● **TASK STATEMENT**: Of the lines below, count those containing the word "this". Reply with the number alone.

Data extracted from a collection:

:::

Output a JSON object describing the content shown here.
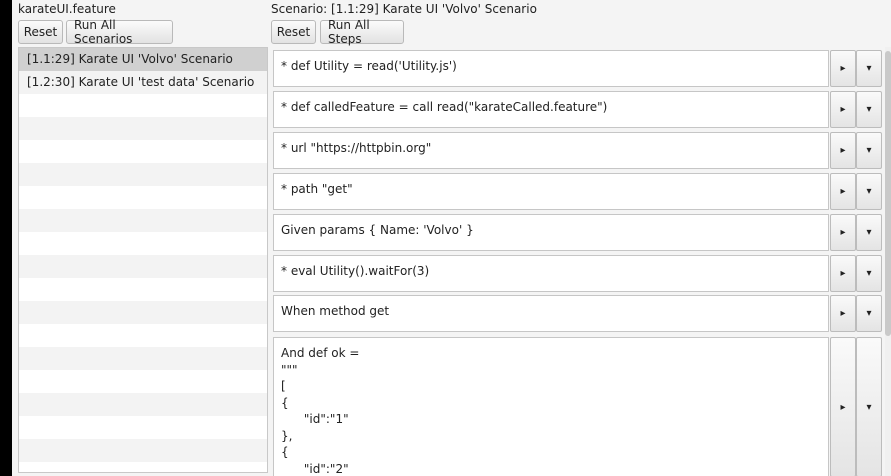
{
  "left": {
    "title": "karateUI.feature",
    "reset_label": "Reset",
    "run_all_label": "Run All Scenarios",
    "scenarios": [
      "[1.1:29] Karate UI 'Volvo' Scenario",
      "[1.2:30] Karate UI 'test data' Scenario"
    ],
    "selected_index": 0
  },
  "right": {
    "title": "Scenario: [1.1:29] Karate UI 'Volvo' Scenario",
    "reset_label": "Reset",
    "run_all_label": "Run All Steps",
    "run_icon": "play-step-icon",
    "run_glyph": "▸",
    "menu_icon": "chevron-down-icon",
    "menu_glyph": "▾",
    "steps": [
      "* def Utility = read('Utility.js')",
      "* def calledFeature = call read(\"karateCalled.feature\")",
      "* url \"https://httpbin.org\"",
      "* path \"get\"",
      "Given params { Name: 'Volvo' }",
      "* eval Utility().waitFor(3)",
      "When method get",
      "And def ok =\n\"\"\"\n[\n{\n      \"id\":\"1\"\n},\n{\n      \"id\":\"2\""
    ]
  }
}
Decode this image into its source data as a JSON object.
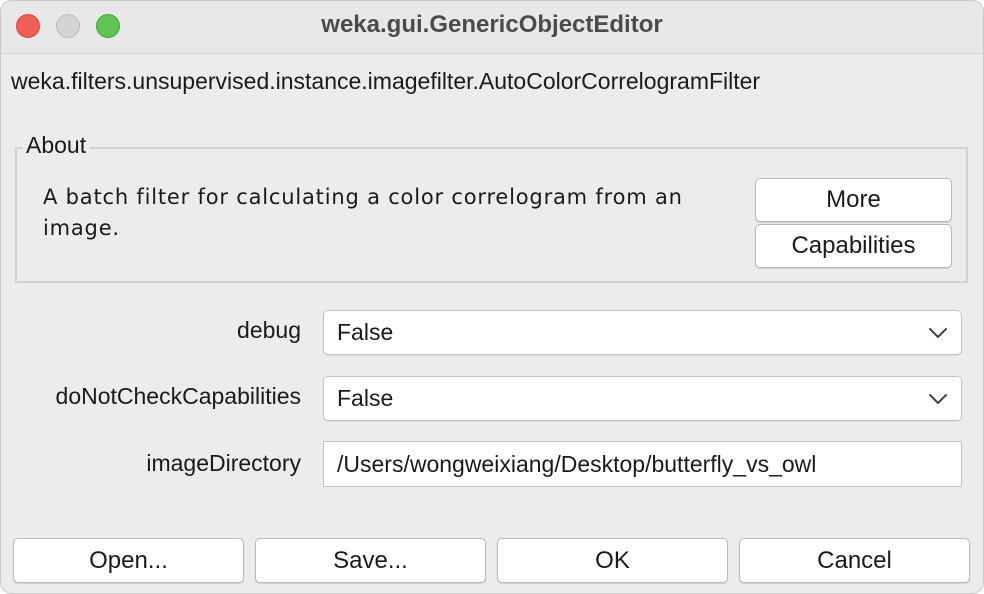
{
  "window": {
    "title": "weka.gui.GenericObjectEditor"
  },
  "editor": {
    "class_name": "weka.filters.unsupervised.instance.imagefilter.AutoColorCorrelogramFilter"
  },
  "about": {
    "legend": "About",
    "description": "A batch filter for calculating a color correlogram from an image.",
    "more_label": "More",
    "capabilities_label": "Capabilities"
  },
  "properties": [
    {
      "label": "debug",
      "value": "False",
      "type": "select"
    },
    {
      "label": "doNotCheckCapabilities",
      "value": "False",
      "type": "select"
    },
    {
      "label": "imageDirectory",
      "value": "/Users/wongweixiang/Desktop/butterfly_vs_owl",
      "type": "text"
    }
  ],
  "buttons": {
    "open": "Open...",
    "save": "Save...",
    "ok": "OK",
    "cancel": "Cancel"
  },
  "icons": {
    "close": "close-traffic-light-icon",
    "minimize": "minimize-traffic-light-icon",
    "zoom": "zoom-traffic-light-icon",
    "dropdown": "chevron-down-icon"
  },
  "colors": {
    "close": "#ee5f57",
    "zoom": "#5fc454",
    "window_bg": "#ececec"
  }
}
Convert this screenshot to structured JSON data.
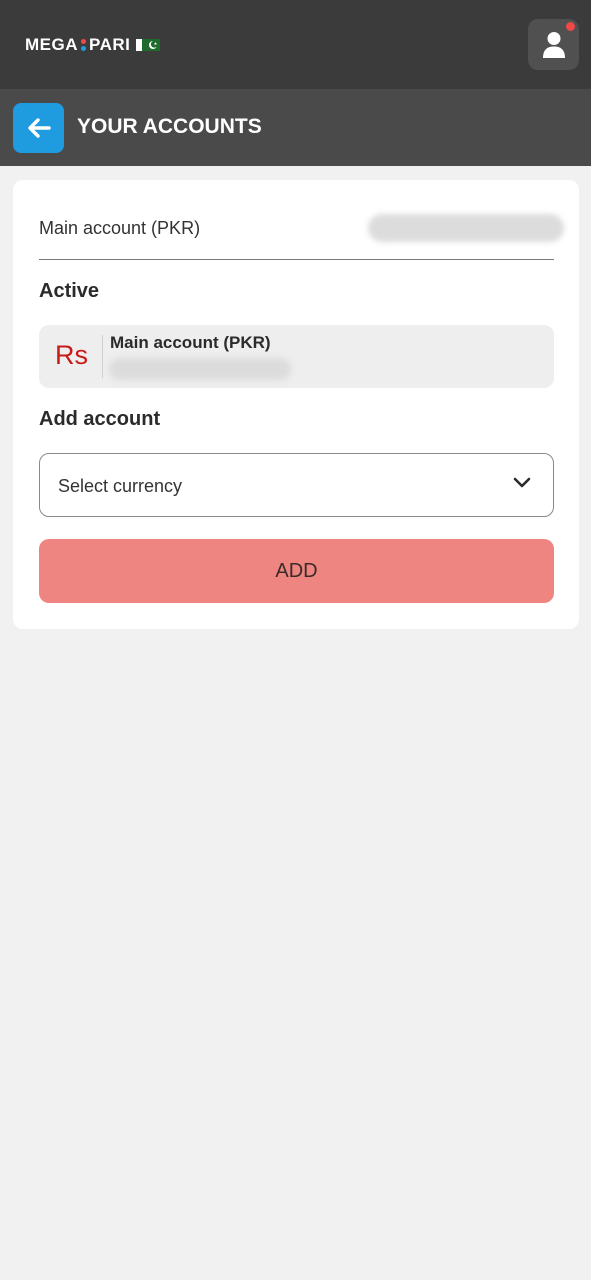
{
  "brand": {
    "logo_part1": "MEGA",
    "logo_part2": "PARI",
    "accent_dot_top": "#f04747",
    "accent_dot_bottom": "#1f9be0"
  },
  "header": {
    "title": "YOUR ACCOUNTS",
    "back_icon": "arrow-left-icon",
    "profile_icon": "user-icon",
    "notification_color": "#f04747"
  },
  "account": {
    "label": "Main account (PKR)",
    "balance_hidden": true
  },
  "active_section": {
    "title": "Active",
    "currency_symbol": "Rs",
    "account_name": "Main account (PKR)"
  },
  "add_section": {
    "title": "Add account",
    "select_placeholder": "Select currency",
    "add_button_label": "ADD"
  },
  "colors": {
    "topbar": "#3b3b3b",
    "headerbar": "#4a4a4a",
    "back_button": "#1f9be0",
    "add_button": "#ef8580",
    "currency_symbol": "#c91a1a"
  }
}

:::

● **RESULT OF THE TASK**: 2